§ Exercise requirements: Gather each line containing the string "arrow" from these entries.

[Start of Attachment]

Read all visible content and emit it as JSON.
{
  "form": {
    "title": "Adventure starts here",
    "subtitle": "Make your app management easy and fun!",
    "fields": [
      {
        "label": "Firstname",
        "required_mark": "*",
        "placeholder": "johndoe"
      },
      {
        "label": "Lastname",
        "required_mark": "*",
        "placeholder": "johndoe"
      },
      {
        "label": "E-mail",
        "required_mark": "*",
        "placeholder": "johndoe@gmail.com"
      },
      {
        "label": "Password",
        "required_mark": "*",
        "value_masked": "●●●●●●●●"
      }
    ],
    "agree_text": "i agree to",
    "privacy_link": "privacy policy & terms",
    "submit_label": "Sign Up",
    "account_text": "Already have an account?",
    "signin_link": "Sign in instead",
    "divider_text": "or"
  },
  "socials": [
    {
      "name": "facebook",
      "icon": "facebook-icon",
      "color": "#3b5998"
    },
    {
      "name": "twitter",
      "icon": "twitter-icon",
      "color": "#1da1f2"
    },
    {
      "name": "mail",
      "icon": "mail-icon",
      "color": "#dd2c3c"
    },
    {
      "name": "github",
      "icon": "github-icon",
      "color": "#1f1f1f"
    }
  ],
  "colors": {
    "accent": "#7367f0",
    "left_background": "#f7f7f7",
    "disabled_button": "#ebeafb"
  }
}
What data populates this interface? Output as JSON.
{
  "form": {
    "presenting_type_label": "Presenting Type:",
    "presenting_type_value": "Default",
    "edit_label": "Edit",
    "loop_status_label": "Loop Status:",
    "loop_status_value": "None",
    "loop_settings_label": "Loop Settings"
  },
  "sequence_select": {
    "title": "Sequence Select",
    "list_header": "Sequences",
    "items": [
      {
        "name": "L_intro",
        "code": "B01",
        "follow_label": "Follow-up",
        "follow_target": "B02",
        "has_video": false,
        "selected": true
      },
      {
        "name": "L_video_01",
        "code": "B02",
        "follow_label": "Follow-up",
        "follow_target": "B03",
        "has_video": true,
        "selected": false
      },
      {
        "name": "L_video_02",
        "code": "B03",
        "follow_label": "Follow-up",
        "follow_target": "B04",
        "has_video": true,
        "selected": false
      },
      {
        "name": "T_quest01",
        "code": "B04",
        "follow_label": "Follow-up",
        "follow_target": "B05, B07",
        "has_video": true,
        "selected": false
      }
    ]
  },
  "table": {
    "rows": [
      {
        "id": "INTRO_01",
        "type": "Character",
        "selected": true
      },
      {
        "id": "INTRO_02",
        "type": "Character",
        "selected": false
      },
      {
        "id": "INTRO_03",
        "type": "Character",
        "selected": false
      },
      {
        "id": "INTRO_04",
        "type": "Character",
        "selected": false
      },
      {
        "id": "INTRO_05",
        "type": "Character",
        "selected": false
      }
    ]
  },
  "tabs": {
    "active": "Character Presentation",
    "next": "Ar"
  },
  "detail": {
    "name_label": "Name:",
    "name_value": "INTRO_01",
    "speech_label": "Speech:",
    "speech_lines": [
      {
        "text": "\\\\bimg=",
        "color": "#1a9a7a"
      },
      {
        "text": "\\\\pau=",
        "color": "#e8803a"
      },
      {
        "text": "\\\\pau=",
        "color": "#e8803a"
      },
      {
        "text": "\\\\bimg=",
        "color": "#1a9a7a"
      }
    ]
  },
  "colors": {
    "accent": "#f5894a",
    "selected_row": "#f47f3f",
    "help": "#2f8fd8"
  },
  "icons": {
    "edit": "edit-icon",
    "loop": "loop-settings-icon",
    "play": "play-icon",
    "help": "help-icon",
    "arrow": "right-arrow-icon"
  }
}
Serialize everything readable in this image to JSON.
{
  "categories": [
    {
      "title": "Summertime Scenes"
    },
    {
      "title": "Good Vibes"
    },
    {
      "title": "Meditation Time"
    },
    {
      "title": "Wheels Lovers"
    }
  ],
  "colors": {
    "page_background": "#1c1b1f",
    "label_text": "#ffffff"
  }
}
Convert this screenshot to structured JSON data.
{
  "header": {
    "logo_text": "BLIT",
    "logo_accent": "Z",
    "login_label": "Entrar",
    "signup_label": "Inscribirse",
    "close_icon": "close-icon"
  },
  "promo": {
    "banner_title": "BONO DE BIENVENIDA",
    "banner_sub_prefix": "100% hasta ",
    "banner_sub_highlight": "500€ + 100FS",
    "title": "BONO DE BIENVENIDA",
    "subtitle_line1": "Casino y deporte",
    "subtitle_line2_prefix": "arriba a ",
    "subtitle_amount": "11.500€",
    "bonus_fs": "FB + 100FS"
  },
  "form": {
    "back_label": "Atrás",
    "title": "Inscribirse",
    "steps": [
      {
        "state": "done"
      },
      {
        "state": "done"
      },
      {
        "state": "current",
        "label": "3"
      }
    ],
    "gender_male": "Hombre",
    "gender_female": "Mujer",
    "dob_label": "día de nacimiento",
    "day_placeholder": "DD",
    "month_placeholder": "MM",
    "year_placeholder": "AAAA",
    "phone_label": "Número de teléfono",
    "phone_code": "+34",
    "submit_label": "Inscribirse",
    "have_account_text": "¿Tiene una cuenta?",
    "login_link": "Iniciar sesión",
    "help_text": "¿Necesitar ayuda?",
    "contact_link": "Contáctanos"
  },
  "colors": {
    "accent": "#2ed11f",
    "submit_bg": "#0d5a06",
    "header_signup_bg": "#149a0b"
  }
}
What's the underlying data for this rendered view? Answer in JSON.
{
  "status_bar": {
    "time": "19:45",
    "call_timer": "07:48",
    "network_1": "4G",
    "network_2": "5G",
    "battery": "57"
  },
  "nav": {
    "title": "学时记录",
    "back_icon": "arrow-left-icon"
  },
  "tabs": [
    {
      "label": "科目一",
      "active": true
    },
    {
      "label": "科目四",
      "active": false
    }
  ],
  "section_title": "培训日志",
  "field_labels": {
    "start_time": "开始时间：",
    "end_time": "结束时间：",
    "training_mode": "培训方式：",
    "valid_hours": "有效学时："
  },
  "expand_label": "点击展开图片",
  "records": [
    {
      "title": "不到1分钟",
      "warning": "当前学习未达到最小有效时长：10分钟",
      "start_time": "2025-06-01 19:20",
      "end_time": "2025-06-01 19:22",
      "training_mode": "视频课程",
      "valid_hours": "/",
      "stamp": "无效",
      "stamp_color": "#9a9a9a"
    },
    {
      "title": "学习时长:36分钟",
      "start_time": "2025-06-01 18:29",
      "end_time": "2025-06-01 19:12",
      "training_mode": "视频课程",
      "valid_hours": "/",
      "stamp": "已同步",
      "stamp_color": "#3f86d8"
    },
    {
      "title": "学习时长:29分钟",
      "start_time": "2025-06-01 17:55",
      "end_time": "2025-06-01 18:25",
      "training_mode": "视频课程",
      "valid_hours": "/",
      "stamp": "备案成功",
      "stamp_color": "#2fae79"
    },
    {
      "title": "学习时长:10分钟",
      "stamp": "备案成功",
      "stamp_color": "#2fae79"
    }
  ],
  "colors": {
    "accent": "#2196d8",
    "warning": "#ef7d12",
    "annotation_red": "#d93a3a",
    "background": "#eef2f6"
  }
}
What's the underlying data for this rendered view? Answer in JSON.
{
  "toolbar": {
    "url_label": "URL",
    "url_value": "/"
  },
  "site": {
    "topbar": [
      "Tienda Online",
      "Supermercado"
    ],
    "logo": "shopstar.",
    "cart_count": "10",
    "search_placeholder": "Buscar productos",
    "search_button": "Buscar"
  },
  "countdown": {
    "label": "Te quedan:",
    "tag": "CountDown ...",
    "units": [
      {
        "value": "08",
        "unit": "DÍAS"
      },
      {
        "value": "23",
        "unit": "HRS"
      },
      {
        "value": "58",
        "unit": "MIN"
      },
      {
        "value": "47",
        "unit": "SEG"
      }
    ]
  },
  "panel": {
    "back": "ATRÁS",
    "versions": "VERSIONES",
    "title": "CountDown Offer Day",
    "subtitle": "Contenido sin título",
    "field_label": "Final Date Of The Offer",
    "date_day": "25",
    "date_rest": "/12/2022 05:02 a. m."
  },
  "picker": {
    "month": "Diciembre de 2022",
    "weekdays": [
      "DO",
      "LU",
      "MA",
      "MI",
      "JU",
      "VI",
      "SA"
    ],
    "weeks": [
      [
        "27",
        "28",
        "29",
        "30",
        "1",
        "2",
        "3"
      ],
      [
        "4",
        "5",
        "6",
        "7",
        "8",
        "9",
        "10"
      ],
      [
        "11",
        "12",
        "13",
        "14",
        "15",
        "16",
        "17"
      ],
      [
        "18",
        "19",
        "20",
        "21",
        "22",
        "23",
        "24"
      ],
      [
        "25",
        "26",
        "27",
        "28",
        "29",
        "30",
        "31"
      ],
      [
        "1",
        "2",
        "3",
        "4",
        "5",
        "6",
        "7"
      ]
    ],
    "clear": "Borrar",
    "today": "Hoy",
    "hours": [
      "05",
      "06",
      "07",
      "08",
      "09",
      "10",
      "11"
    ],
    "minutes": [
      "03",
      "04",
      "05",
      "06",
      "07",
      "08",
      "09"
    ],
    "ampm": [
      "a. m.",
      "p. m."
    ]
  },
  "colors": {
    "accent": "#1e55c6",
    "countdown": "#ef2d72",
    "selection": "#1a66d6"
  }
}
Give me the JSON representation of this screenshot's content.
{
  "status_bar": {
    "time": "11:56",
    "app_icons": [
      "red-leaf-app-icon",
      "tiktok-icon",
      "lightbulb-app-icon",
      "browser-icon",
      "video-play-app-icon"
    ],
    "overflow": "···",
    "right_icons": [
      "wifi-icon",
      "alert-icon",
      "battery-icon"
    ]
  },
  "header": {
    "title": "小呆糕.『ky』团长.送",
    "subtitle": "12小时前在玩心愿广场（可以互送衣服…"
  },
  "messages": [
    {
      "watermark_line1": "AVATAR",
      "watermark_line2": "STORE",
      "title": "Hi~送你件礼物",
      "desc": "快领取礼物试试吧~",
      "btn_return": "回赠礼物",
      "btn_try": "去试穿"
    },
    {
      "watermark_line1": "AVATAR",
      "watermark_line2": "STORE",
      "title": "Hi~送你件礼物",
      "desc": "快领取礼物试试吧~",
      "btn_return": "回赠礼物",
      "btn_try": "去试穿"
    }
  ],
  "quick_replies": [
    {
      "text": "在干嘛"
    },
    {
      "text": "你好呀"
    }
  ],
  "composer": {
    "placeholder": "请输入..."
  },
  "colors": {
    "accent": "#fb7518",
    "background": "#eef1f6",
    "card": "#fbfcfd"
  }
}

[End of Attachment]

§ Solution to the exercise:
    "arrow": "right-arrow-icon"
    "back_icon": "arrow-left-icon"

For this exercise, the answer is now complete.